═════ Data excerpts

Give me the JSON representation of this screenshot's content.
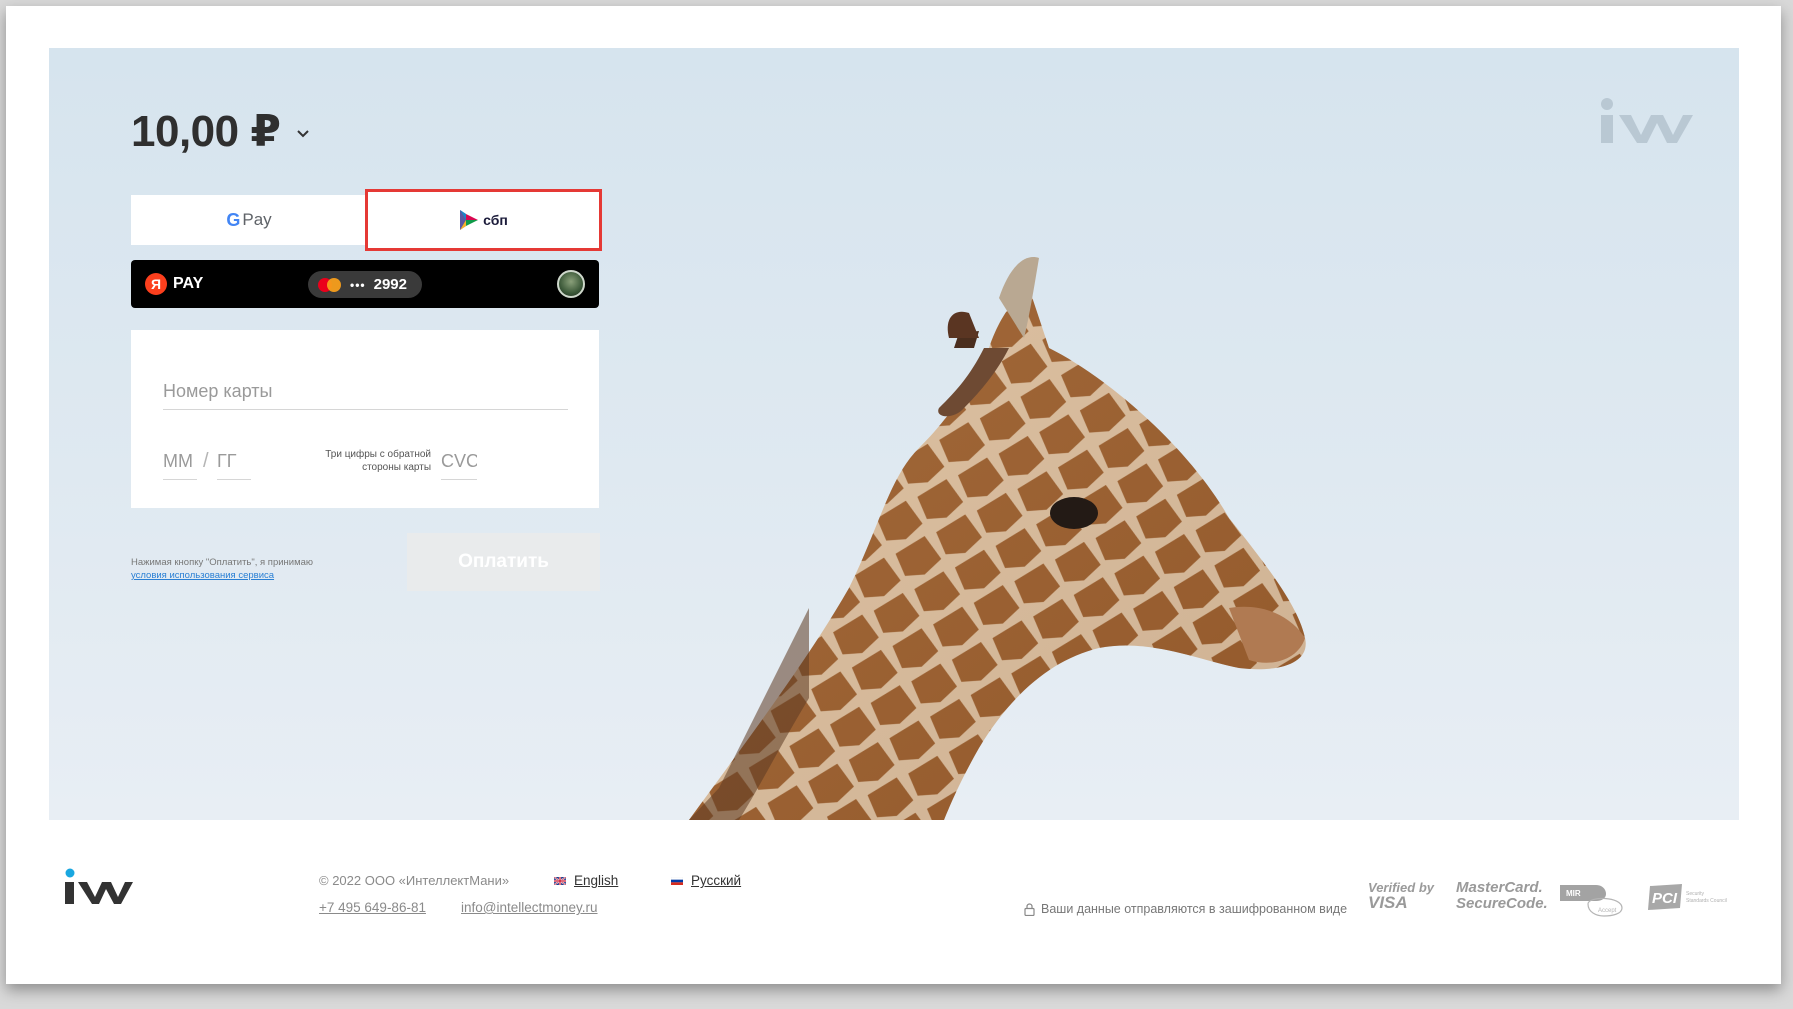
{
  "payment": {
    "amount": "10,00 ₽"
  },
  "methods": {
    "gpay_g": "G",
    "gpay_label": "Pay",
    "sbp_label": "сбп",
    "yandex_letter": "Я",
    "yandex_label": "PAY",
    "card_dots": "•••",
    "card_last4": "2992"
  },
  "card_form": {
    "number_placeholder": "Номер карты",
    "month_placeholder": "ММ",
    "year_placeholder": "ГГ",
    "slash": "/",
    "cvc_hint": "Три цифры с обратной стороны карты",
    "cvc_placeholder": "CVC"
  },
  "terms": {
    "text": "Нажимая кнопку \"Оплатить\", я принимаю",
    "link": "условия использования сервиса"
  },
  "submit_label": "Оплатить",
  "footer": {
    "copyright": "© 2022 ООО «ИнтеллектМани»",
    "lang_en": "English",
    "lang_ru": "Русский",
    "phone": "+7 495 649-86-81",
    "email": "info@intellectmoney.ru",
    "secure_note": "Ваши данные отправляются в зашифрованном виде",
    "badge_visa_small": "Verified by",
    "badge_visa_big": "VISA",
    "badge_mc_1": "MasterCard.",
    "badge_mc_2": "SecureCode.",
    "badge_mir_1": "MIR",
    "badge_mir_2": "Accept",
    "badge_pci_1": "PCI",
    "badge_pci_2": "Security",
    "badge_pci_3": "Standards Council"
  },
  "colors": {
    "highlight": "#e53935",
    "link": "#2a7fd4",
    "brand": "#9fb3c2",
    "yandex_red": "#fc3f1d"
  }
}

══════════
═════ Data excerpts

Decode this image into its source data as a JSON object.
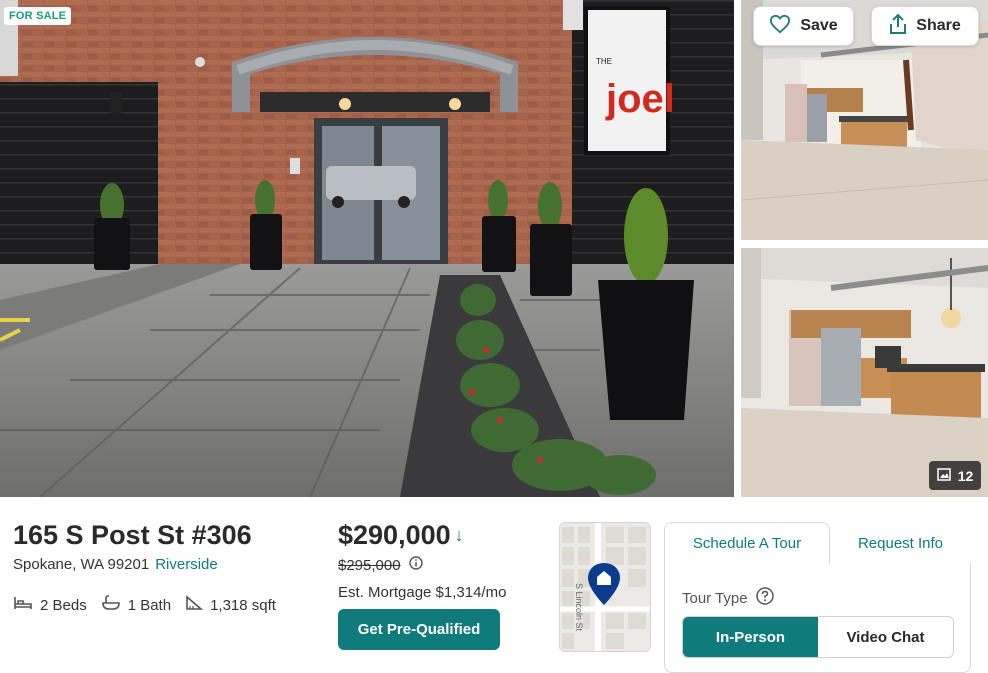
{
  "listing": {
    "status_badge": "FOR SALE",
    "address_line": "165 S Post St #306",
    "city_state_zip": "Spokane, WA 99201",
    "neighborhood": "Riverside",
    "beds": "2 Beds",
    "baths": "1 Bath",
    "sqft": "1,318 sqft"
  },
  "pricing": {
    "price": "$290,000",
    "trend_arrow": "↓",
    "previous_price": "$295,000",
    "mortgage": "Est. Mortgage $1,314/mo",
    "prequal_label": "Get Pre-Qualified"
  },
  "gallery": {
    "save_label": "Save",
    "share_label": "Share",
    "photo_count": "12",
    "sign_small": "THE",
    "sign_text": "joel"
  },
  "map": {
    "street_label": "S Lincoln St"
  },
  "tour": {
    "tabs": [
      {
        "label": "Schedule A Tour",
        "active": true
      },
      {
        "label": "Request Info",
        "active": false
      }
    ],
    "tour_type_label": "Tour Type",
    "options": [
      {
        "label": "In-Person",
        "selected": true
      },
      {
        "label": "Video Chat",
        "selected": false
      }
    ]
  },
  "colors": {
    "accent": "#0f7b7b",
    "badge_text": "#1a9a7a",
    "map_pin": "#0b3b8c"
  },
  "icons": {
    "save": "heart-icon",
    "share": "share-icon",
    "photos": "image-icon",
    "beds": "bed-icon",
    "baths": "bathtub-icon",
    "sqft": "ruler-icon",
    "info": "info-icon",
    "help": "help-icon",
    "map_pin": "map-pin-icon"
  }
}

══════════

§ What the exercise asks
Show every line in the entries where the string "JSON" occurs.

§ Worked solution
Give me the JSON representation of this screenshot's content.
Decode this image into its source data as a JSON object.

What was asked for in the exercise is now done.